Mathews receives a $500 prize1 for his winning entry, which we’ll serialize beginning October 12.
A master of understated language and rich characterizations, Mathews is a widely published fiction writer and journalist. His first novel, L.A. Breakdown, was a Los Angeles Times Best Book of 1999. A former contributing editor at L.A. Style, he teaches fiction writing and literature in the UCLA Extension Writers’ Program. Two of his stories have run on our site: “The Garlic Eater,” in early 2006, and “Huevos,” in the fall of 2008. “The Garlic Eater” earned a Pushcart Prize Special Mention.
Thanks to everyone else who sent us a novella – we very much enjoyed reading them! And if you haven’t yet heard from us, in response to your submission, do hold tight for now. We are still considering a number of other entries for publication, and will be in touch with you soon.
1 Wait! you’re saying… We didn’t charge a fee to enter our contest, yet we’re giving our winner a sizable prize? How in the name of holy litmaggery can we do that?
Simple: we’ll use a bit of the revenue we make by selling the ads that appear in the right sidebar of our site. And why don’t other litmags, print and online, do something similar, when they run contests? We’re not sure, but we wish they’d join us in the practice, and start looking at submissions as a way to find great fiction and poetry, rather than as a way to make money off writers. We predict that if they do so, they’ll get far stronger entries to their contests. It’s better, after all, to get submissions from people who don’t have to pay editors to read their work.

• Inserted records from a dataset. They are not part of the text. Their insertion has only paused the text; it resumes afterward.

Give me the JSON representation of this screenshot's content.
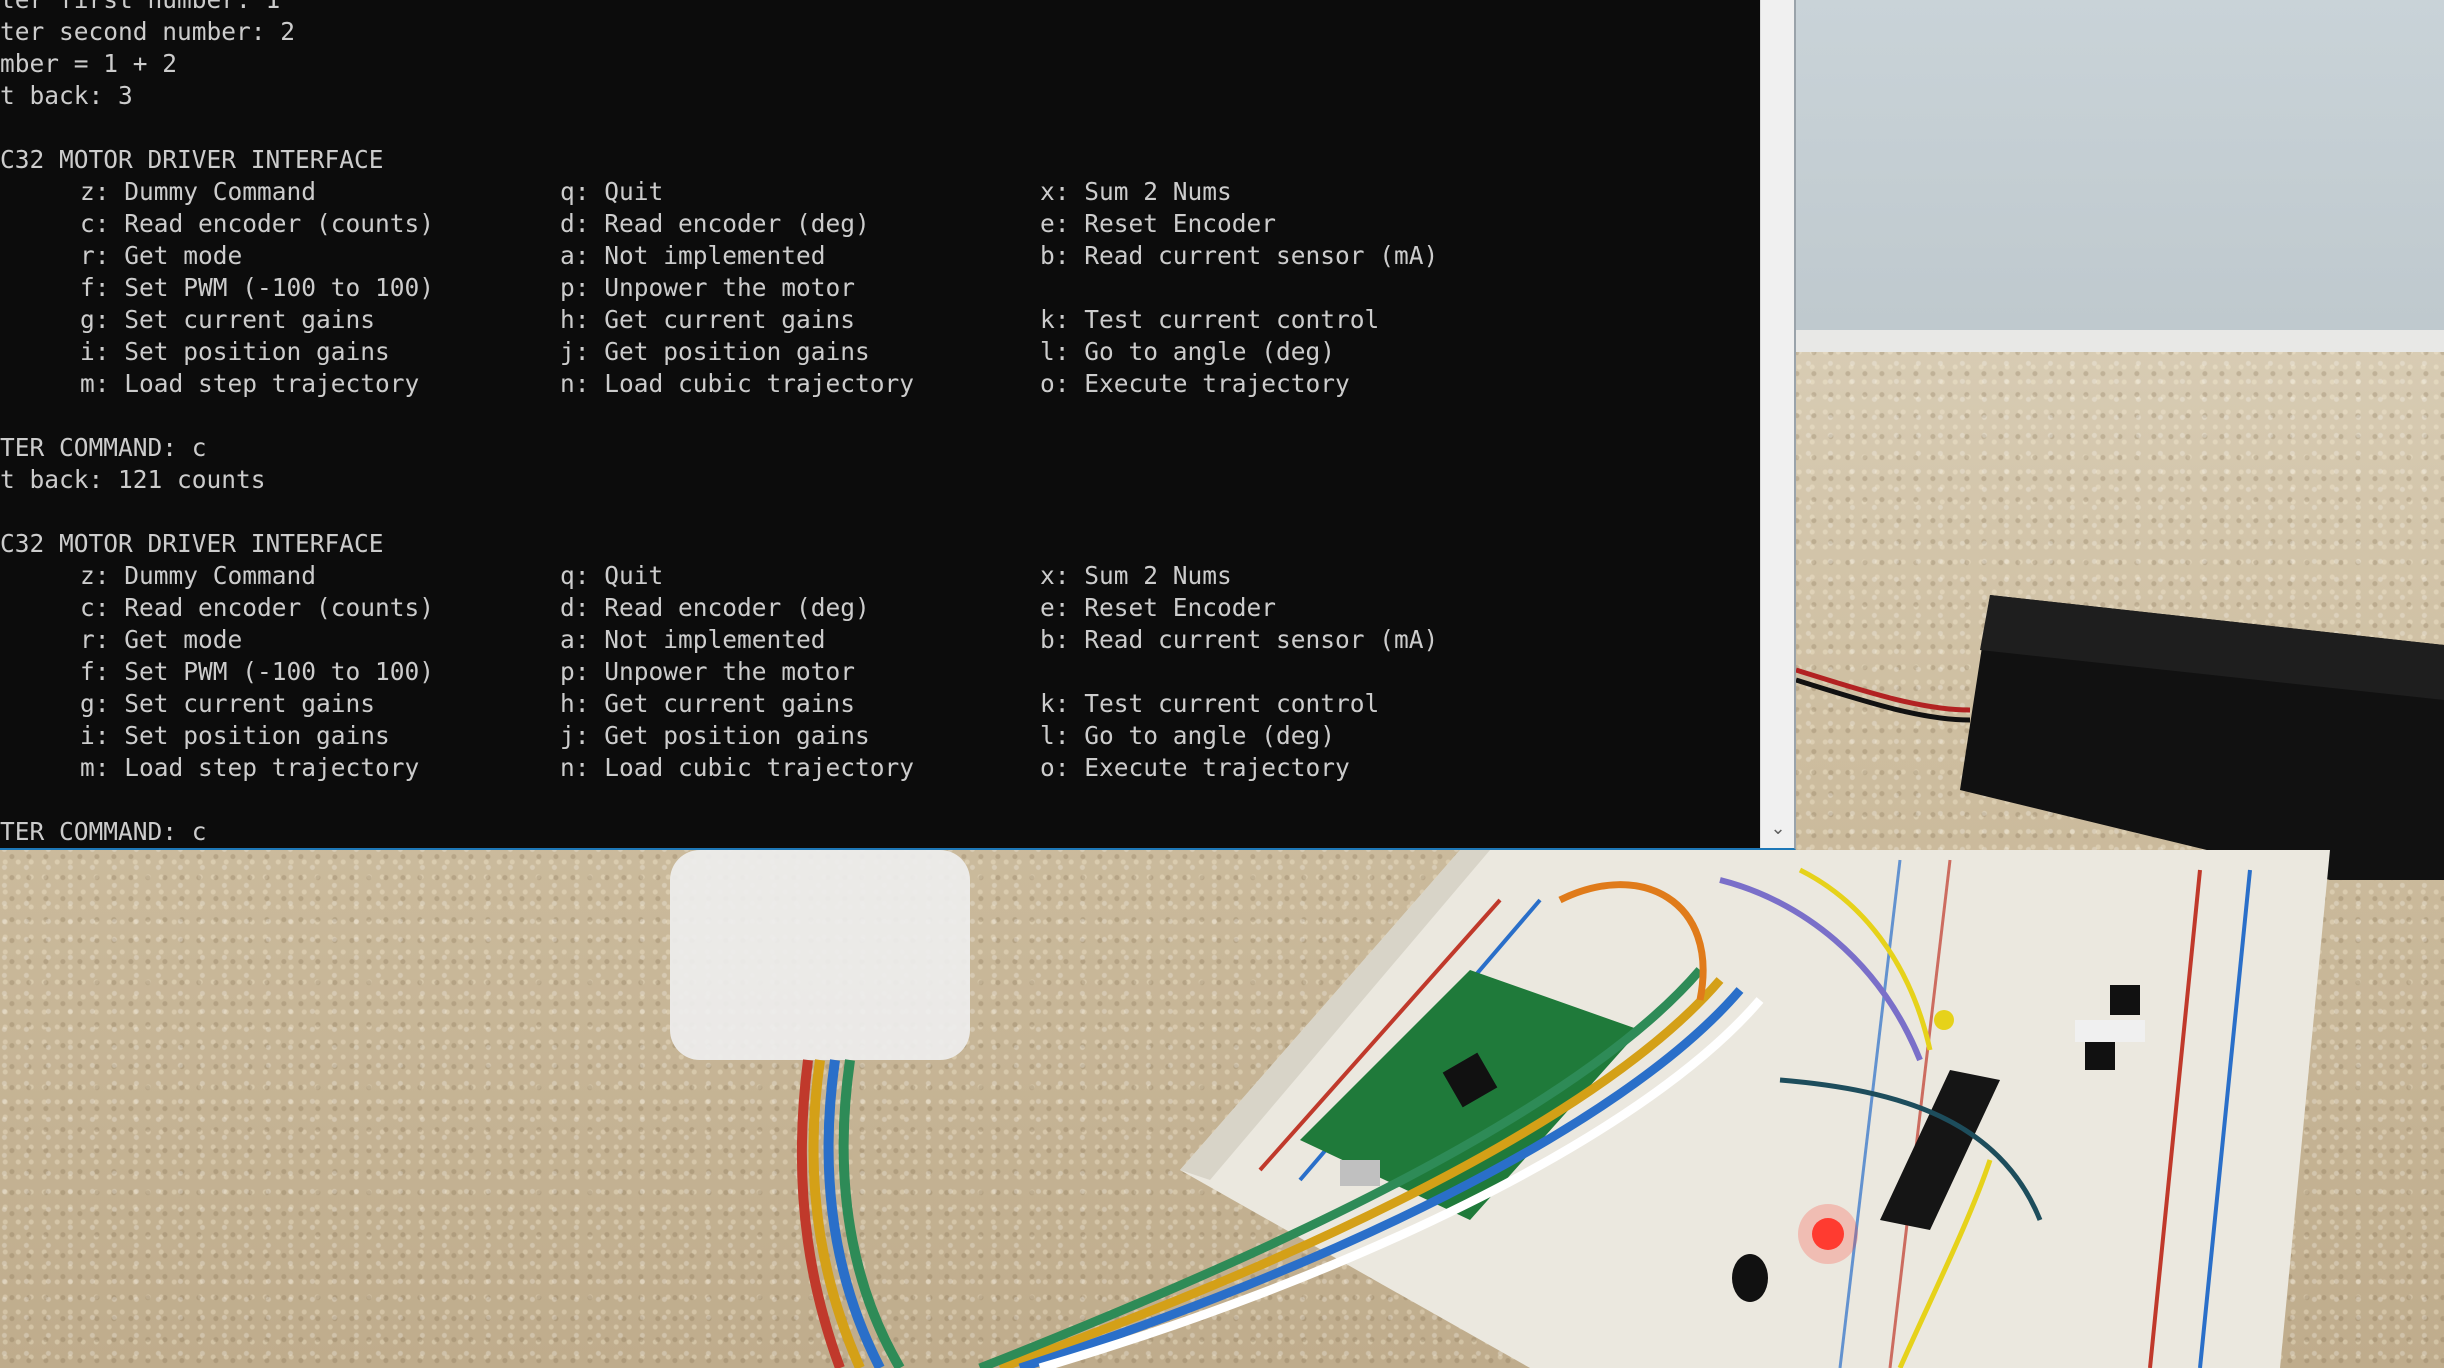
{
  "terminal": {
    "lines": [
      {
        "kind": "text",
        "text": "ter first number: 1"
      },
      {
        "kind": "text",
        "text": "ter second number: 2"
      },
      {
        "kind": "text",
        "text": "mber = 1 + 2"
      },
      {
        "kind": "text",
        "text": "t back: 3"
      },
      {
        "kind": "blank",
        "text": ""
      },
      {
        "kind": "text",
        "text": "C32 MOTOR DRIVER INTERFACE"
      },
      {
        "kind": "menu",
        "c1": "z: Dummy Command",
        "c2": "q: Quit",
        "c3": "x: Sum 2 Nums"
      },
      {
        "kind": "menu",
        "c1": "c: Read encoder (counts)",
        "c2": "d: Read encoder (deg)",
        "c3": "e: Reset Encoder"
      },
      {
        "kind": "menu",
        "c1": "r: Get mode",
        "c2": "a: Not implemented",
        "c3": "b: Read current sensor (mA)"
      },
      {
        "kind": "menu",
        "c1": "f: Set PWM (-100 to 100)",
        "c2": "p: Unpower the motor",
        "c3": ""
      },
      {
        "kind": "menu",
        "c1": "g: Set current gains",
        "c2": "h: Get current gains",
        "c3": "k: Test current control"
      },
      {
        "kind": "menu",
        "c1": "i: Set position gains",
        "c2": "j: Get position gains",
        "c3": "l: Go to angle (deg)"
      },
      {
        "kind": "menu",
        "c1": "m: Load step trajectory",
        "c2": "n: Load cubic trajectory",
        "c3": "o: Execute trajectory"
      },
      {
        "kind": "blank",
        "text": ""
      },
      {
        "kind": "text",
        "text": "TER COMMAND: c"
      },
      {
        "kind": "text",
        "text": "t back: 121 counts"
      },
      {
        "kind": "blank",
        "text": ""
      },
      {
        "kind": "text",
        "text": "C32 MOTOR DRIVER INTERFACE"
      },
      {
        "kind": "menu",
        "c1": "z: Dummy Command",
        "c2": "q: Quit",
        "c3": "x: Sum 2 Nums"
      },
      {
        "kind": "menu",
        "c1": "c: Read encoder (counts)",
        "c2": "d: Read encoder (deg)",
        "c3": "e: Reset Encoder"
      },
      {
        "kind": "menu",
        "c1": "r: Get mode",
        "c2": "a: Not implemented",
        "c3": "b: Read current sensor (mA)"
      },
      {
        "kind": "menu",
        "c1": "f: Set PWM (-100 to 100)",
        "c2": "p: Unpower the motor",
        "c3": ""
      },
      {
        "kind": "menu",
        "c1": "g: Set current gains",
        "c2": "h: Get current gains",
        "c3": "k: Test current control"
      },
      {
        "kind": "menu",
        "c1": "i: Set position gains",
        "c2": "j: Get position gains",
        "c3": "l: Go to angle (deg)"
      },
      {
        "kind": "menu",
        "c1": "m: Load step trajectory",
        "c2": "n: Load cubic trajectory",
        "c3": "o: Execute trajectory"
      },
      {
        "kind": "blank",
        "text": ""
      },
      {
        "kind": "text",
        "text": "TER COMMAND: c"
      }
    ],
    "scroll_down_icon": "chevron-down-icon"
  },
  "colors": {
    "terminal_bg": "#0c0c0c",
    "terminal_text": "#cccccc",
    "window_border": "#1e78b8",
    "led_red": "#ff3b30",
    "pcb_green": "#1f7a3a"
  }
}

As a bonus, winning those contests will be far more meaningful than it is now.